Task input »
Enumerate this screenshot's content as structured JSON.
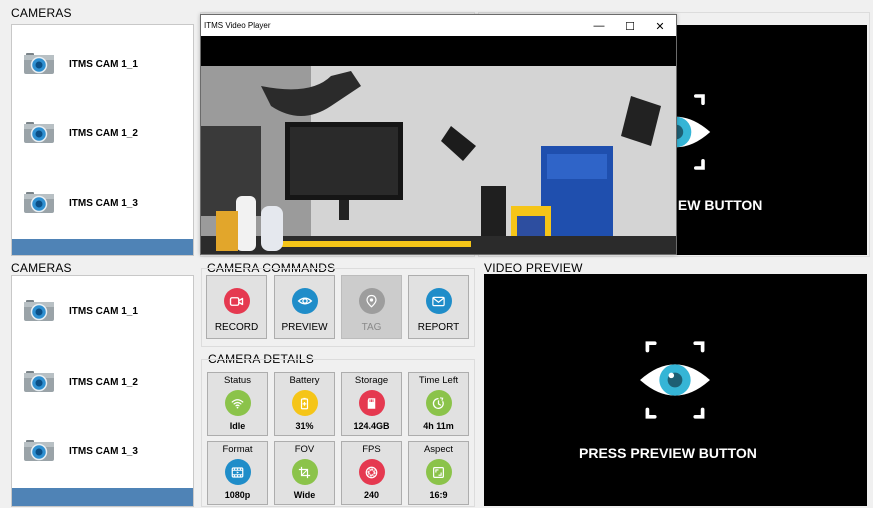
{
  "top": {
    "cameras_title": "CAMERAS",
    "cameras": [
      {
        "label": "ITMS CAM 1_1",
        "icon": "camera-icon"
      },
      {
        "label": "ITMS CAM 1_2",
        "icon": "camera-icon"
      },
      {
        "label": "ITMS CAM 1_3",
        "icon": "camera-icon"
      }
    ],
    "preview_text": "IEW BUTTON"
  },
  "player": {
    "title": "ITMS Video Player",
    "minimize": "—",
    "maximize": "☐",
    "close": "✕"
  },
  "bottom": {
    "cameras_title": "CAMERAS",
    "cameras": [
      {
        "label": "ITMS CAM 1_1",
        "icon": "camera-icon"
      },
      {
        "label": "ITMS CAM 1_2",
        "icon": "camera-icon"
      },
      {
        "label": "ITMS CAM 1_3",
        "icon": "camera-icon"
      }
    ],
    "commands_title": "CAMERA COMMANDS",
    "commands": [
      {
        "label": "RECORD",
        "icon": "record-icon",
        "color": "#e53950",
        "enabled": true
      },
      {
        "label": "PREVIEW",
        "icon": "eye-icon",
        "color": "#1f8dc9",
        "enabled": true
      },
      {
        "label": "TAG",
        "icon": "tag-location-icon",
        "color": "#9d9d9d",
        "enabled": false
      },
      {
        "label": "REPORT",
        "icon": "mail-icon",
        "color": "#1f8dc9",
        "enabled": true
      }
    ],
    "details_title": "CAMERA DETAILS",
    "details": [
      {
        "header": "Status",
        "value": "Idle",
        "icon": "wifi-icon",
        "color": "#8bc34a"
      },
      {
        "header": "Battery",
        "value": "31%",
        "icon": "battery-icon",
        "color": "#f5c518"
      },
      {
        "header": "Storage",
        "value": "124.4GB",
        "icon": "sd-card-icon",
        "color": "#e53950"
      },
      {
        "header": "Time Left",
        "value": "4h 11m",
        "icon": "timer-icon",
        "color": "#8bc34a"
      },
      {
        "header": "Format",
        "value": "1080p",
        "icon": "film-icon",
        "color": "#1f8dc9"
      },
      {
        "header": "FOV",
        "value": "Wide",
        "icon": "crop-icon",
        "color": "#8bc34a"
      },
      {
        "header": "FPS",
        "value": "240",
        "icon": "aperture-icon",
        "color": "#e53950"
      },
      {
        "header": "Aspect",
        "value": "16:9",
        "icon": "aspect-icon",
        "color": "#8bc34a"
      }
    ],
    "preview_title": "VIDEO PREVIEW",
    "preview_text": "PRESS PREVIEW BUTTON"
  },
  "colors": {
    "selected_row": "#4f83b6",
    "eye_iris": "#35b5d6",
    "preview_bg": "#000000"
  }
}
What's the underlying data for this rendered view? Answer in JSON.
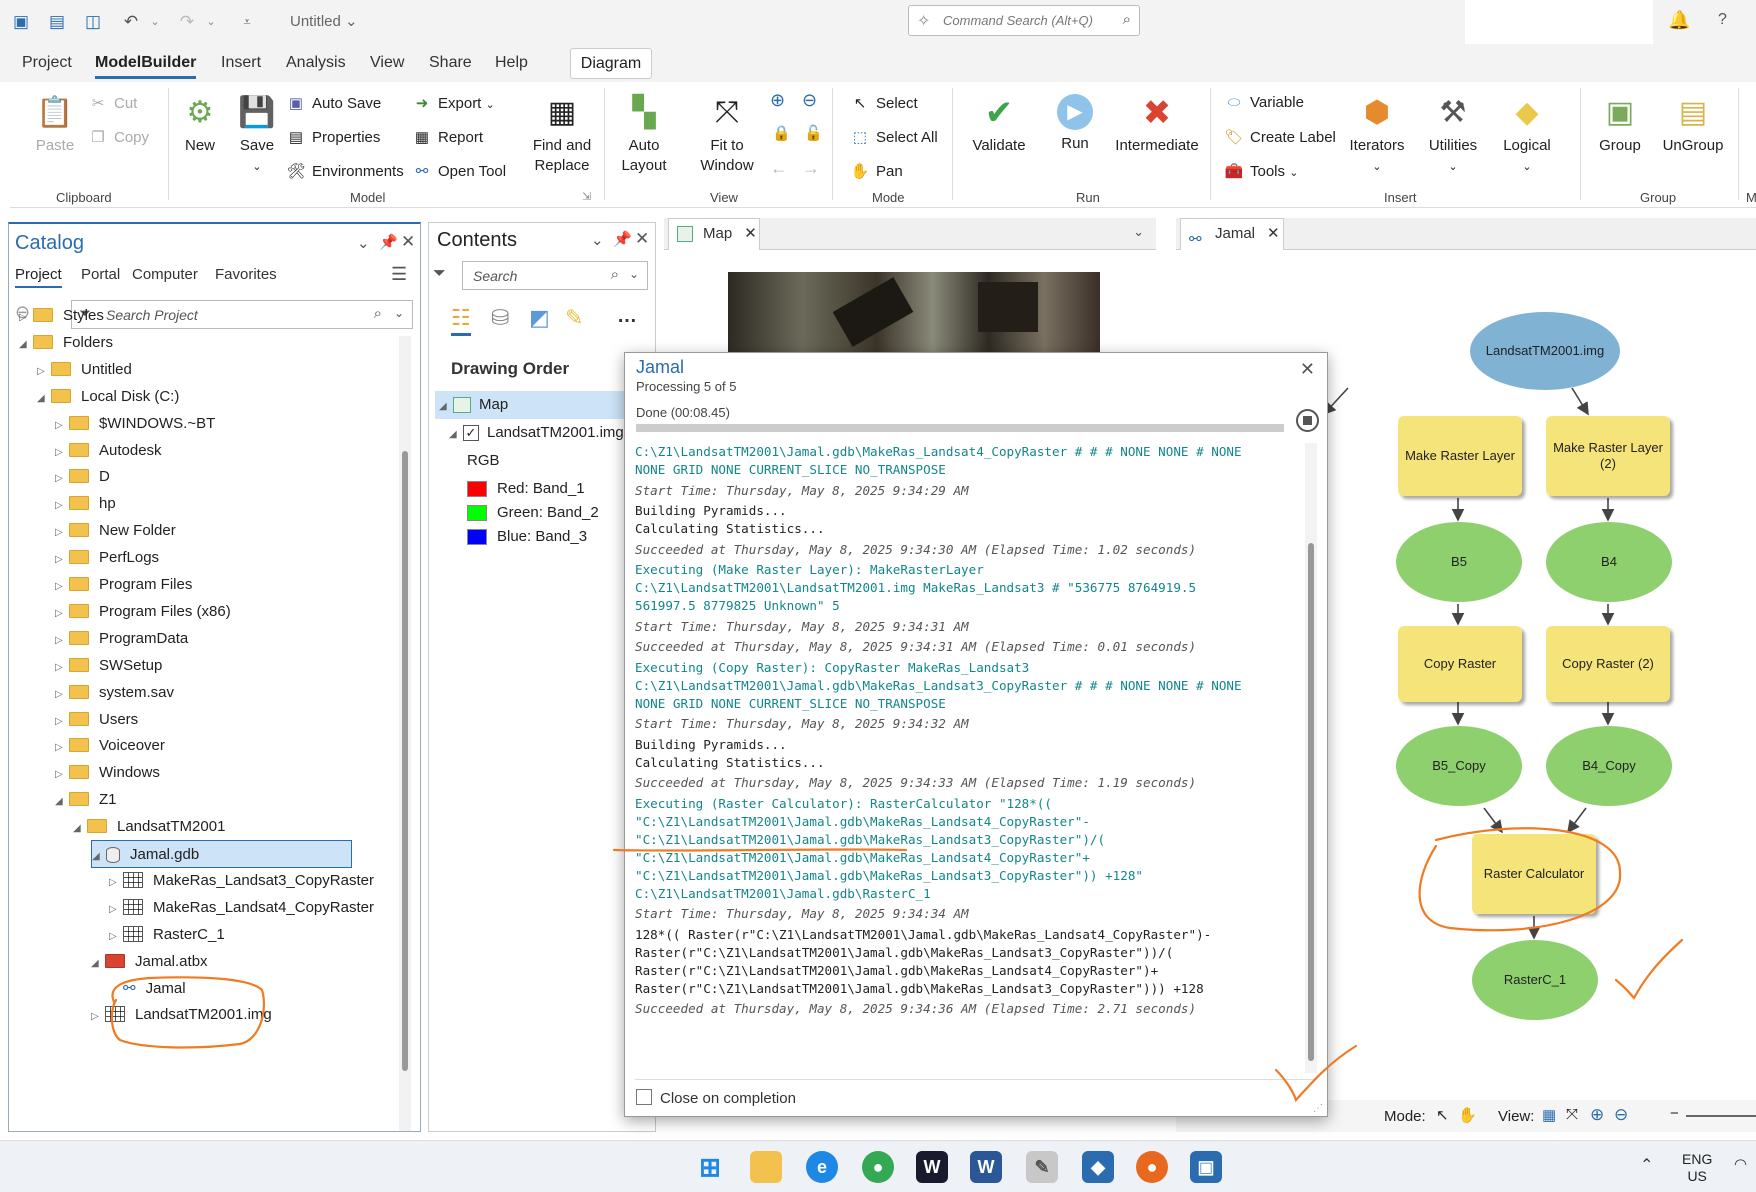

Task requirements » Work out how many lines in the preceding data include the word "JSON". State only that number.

Solved exercise » 2